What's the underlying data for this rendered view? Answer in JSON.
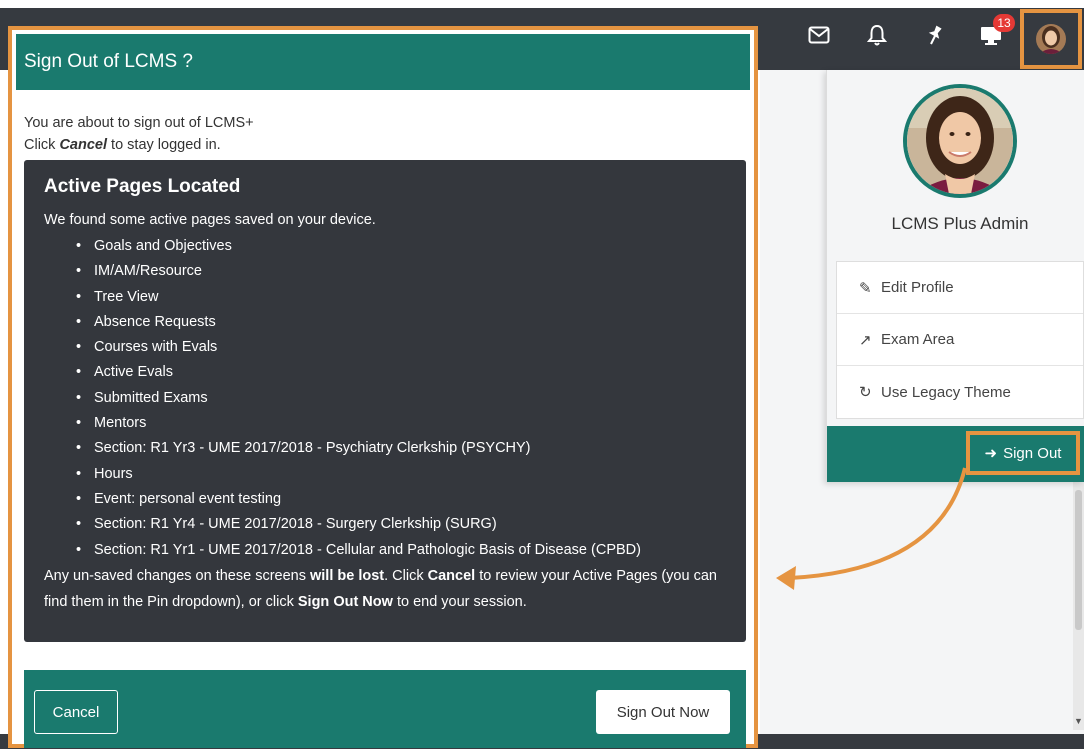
{
  "nav": {
    "icons": [
      "envelope-icon",
      "bell-icon",
      "pin-icon",
      "monitor-icon"
    ],
    "notification_count": "13"
  },
  "modal": {
    "title": "Sign Out of LCMS ?",
    "intro_line1": "You are about to sign out of LCMS+",
    "intro_line2_pre": "Click ",
    "intro_line2_em": "Cancel",
    "intro_line2_post": " to stay logged in.",
    "panel": {
      "heading": "Active Pages Located",
      "lead": "We found some active pages saved on your device.",
      "pages": [
        "Goals and Objectives",
        "IM/AM/Resource",
        "Tree View",
        "Absence Requests",
        "Courses with Evals",
        "Active Evals",
        "Submitted Exams",
        "Mentors",
        "Section: R1 Yr3 - UME 2017/2018 - Psychiatry Clerkship (PSYCHY)",
        "Hours",
        "Event: personal event testing",
        "Section: R1 Yr4 - UME 2017/2018 - Surgery Clerkship (SURG)",
        "Section: R1 Yr1 - UME 2017/2018 - Cellular and Pathologic Basis of Disease (CPBD)"
      ],
      "warning_1": "Any un-saved changes on these screens ",
      "warning_bold_1": "will be lost",
      "warning_2": ". Click ",
      "warning_bold_2": "Cancel",
      "warning_3": " to review your Active Pages (you can find them in the Pin dropdown), or click ",
      "warning_bold_3": "Sign Out Now",
      "warning_4": " to end your session."
    },
    "cancel_label": "Cancel",
    "signout_now_label": "Sign Out Now"
  },
  "profile": {
    "name": "LCMS Plus Admin",
    "menu": [
      {
        "icon": "edit-icon",
        "label": "Edit Profile"
      },
      {
        "icon": "external-link-icon",
        "label": "Exam Area"
      },
      {
        "icon": "refresh-icon",
        "label": "Use Legacy Theme"
      }
    ],
    "signout_label": "Sign Out",
    "signout_icon": "sign-out-icon"
  },
  "colors": {
    "teal": "#1a7a6e",
    "highlight": "#e59441",
    "dark_panel": "#34373d",
    "topbar": "#363a40"
  }
}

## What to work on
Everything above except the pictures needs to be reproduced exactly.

## Result for this exercise
What's the underlying data for this rendered view? Answer in JSON.
{
  "nav": {
    "icons": [
      "envelope-icon",
      "bell-icon",
      "pin-icon",
      "monitor-icon"
    ],
    "notification_count": "13"
  },
  "modal": {
    "title": "Sign Out of LCMS ?",
    "intro_line1": "You are about to sign out of LCMS+",
    "intro_line2_pre": "Click ",
    "intro_line2_em": "Cancel",
    "intro_line2_post": " to stay logged in.",
    "panel": {
      "heading": "Active Pages Located",
      "lead": "We found some active pages saved on your device.",
      "pages": [
        "Goals and Objectives",
        "IM/AM/Resource",
        "Tree View",
        "Absence Requests",
        "Courses with Evals",
        "Active Evals",
        "Submitted Exams",
        "Mentors",
        "Section: R1 Yr3 - UME 2017/2018 - Psychiatry Clerkship (PSYCHY)",
        "Hours",
        "Event: personal event testing",
        "Section: R1 Yr4 - UME 2017/2018 - Surgery Clerkship (SURG)",
        "Section: R1 Yr1 - UME 2017/2018 - Cellular and Pathologic Basis of Disease (CPBD)"
      ],
      "warning_1": "Any un-saved changes on these screens ",
      "warning_bold_1": "will be lost",
      "warning_2": ". Click ",
      "warning_bold_2": "Cancel",
      "warning_3": " to review your Active Pages (you can find them in the Pin dropdown), or click ",
      "warning_bold_3": "Sign Out Now",
      "warning_4": " to end your session."
    },
    "cancel_label": "Cancel",
    "signout_now_label": "Sign Out Now"
  },
  "profile": {
    "name": "LCMS Plus Admin",
    "menu": [
      {
        "icon": "edit-icon",
        "label": "Edit Profile"
      },
      {
        "icon": "external-link-icon",
        "label": "Exam Area"
      },
      {
        "icon": "refresh-icon",
        "label": "Use Legacy Theme"
      }
    ],
    "signout_label": "Sign Out",
    "signout_icon": "sign-out-icon"
  },
  "colors": {
    "teal": "#1a7a6e",
    "highlight": "#e59441",
    "dark_panel": "#34373d",
    "topbar": "#363a40"
  }
}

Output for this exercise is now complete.